This spring, Professor of Biology Mark Deutschlander became the 58th president of the Wilson Ornithological Society (WOS), the second oldest and second largest scientific ornithological society in North America.
Previously, Deutschlander served two years as the organization’s second vice president and two subsequent years as first vice president. His two-year term as president will be followed by an additional two years of service as immediate past-president.
The official announcement was made in March at the WOS’s annual meeting at Florida Gulf Coast University in Fort Myers, where Deutschlander also presented research, conducted with his master’s student from SUNY Brockport, Jennalee Holzschuh, exploring how the energetic condition of individuals directly affects orientation in white-throated sparrows during migration.

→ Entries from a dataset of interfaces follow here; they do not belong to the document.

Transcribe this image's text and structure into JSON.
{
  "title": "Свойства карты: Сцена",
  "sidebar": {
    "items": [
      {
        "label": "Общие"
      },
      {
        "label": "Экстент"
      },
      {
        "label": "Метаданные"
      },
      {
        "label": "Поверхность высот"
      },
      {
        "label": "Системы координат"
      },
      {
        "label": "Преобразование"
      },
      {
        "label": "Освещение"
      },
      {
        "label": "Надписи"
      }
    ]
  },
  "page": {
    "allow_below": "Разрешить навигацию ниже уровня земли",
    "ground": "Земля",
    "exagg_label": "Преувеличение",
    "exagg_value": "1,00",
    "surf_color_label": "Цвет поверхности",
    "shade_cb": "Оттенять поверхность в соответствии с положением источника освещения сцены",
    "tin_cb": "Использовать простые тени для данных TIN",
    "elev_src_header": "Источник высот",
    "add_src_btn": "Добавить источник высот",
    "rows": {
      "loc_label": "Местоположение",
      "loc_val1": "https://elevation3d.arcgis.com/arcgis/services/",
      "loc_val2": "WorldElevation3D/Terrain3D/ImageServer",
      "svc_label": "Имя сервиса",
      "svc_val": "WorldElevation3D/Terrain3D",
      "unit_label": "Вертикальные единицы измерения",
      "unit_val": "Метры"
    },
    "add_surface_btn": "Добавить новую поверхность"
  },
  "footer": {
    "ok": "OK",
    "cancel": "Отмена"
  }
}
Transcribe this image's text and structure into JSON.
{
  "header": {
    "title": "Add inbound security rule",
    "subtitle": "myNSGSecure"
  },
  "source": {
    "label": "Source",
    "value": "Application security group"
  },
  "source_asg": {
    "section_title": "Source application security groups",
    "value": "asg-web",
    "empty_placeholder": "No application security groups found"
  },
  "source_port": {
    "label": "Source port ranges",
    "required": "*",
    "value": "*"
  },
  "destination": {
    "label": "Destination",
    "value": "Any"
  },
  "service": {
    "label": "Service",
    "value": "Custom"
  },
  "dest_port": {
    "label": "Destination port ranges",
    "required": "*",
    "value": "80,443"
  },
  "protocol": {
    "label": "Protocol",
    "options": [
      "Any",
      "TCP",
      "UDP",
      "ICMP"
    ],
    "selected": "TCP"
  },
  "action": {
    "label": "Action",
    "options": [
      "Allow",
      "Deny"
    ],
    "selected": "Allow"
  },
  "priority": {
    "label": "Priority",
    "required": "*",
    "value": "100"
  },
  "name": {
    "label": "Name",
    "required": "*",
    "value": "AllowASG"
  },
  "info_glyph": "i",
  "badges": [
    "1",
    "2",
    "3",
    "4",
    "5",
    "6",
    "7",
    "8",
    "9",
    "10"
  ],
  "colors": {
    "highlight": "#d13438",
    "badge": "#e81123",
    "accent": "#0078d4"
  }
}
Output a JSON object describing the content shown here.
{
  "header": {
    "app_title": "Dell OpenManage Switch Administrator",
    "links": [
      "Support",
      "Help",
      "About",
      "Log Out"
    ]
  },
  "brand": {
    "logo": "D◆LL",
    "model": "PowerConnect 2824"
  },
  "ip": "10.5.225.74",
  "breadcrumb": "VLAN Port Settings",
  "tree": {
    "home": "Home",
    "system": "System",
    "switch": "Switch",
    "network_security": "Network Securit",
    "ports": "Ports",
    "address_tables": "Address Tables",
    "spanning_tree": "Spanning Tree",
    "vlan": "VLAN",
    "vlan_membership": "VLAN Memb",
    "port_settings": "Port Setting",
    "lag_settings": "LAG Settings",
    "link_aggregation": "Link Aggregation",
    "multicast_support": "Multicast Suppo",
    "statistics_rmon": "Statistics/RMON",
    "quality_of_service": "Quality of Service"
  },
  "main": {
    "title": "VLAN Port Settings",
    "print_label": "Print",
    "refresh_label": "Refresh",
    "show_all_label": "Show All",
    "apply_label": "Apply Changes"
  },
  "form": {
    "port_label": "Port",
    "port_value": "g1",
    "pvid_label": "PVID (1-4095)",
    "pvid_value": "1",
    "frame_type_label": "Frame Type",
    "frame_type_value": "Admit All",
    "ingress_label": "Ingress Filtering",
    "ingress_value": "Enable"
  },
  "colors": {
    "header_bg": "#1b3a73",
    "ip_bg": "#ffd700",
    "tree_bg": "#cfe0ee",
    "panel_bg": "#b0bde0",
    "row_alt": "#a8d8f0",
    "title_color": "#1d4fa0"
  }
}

During the 2017 WOS meeting, Madison Sutton ’17 delivered a poster presentation, “Is mass gain in migratory passerines influenced by season, arrival time, or sex?: Models using hourly, daily regressions on mass,” which she completed under the guidance of Deutschlander and Assistant Professor of Biology Bradley Cosentino. The research presented by Sutton is part of her Honors thesis, which she will complete and defend this spring.
Deutschlander and Sutton received the Jed Burtt Mentoring Grant from WOS to support their research and travel to the 2017 conference. Named in honor of the late Edward “Jed” H. Burtt Jr., a past-president of WOS and internationally respected ornithologist who died in April 2016, the grant supports research projects that demonstrate the greatest capacity of mentoring and collaboration with undergraduate students.

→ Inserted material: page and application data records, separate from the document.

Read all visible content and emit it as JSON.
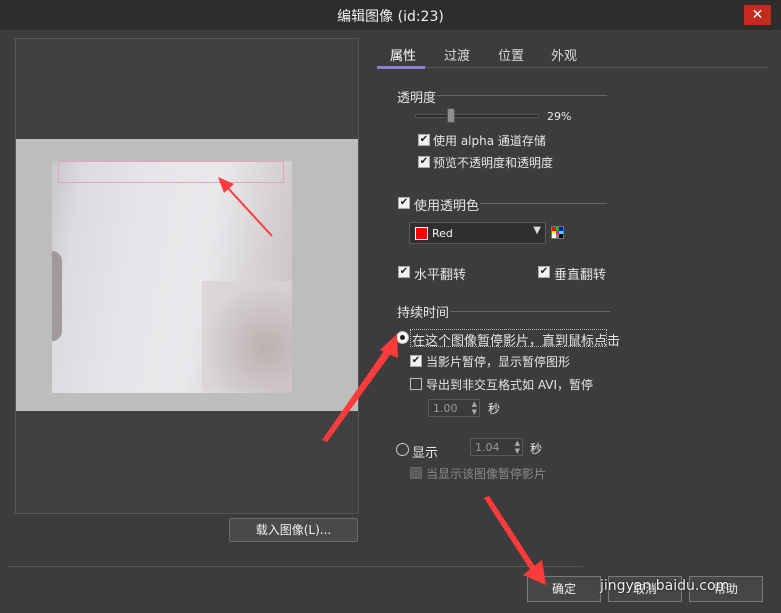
{
  "window": {
    "title": "编辑图像 (id:23)",
    "close_label": "✕"
  },
  "preview": {
    "load_button": "载入图像(L)..."
  },
  "tabs": [
    {
      "label": "属性",
      "active": true
    },
    {
      "label": "过渡",
      "active": false
    },
    {
      "label": "位置",
      "active": false
    },
    {
      "label": "外观",
      "active": false
    }
  ],
  "transparency": {
    "section_title": "透明度",
    "value_percent": 29,
    "value_label": "29%",
    "alpha_channel_label": "使用 alpha 通道存储",
    "alpha_channel_checked": true,
    "preview_label": "预览不透明度和透明度",
    "preview_checked": true
  },
  "transparent_color": {
    "label": "使用透明色",
    "checked": true,
    "color_name": "Red",
    "color_hex": "#ff0000"
  },
  "flip": {
    "horizontal_label": "水平翻转",
    "horizontal_checked": true,
    "vertical_label": "垂直翻转",
    "vertical_checked": true
  },
  "duration": {
    "section_title": "持续时间",
    "option_pause_label": "在这个图像暂停影片，直到鼠标点击",
    "option_pause_selected": true,
    "show_pause_graphic_label": "当影片暂停，显示暂停图形",
    "show_pause_graphic_checked": true,
    "export_pause_label": "导出到非交互格式如 AVI，暂停",
    "export_pause_checked": false,
    "export_seconds_value": "1.00",
    "seconds_unit": "秒",
    "option_show_label": "显示",
    "option_show_selected": false,
    "show_seconds_value": "1.04",
    "pause_while_shown_label": "当显示该图像暂停影片",
    "pause_while_shown_checked": false
  },
  "buttons": {
    "ok": "确定",
    "cancel": "取消",
    "help": "帮助"
  },
  "watermark": "jingyan.baidu.com"
}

Deutschlander’s research interest in birds and migration began while he was an undergraduate student with Professor of Biology Robert Beason at SUNY-Geneseo, where together they studied the magnetic sense of bobolinks. He also has studied magnetic navigation in Australian silvereyes, as a visiting scholar at the University of Technology in Sydney, and in Eastern red-spotted newts and Siberian hamsters.
Deutschlander received his Ph.D. in zoology from Indiana University, where he specialized in animal behavior and minored in neuroscience. His research over the past 20 years has focused on sensory aspects of migration and navigation, particular the use of visual cues and the earth’s magnetic field in animal orientation. His most recent research as expanded into the area of energetics of migration, and he will be employing new radio-tracking technology to study migratory birds at his main field site, the Braddock Bay Bird Observatory, on the south shore of Lake Ontario near Greece, N.Y.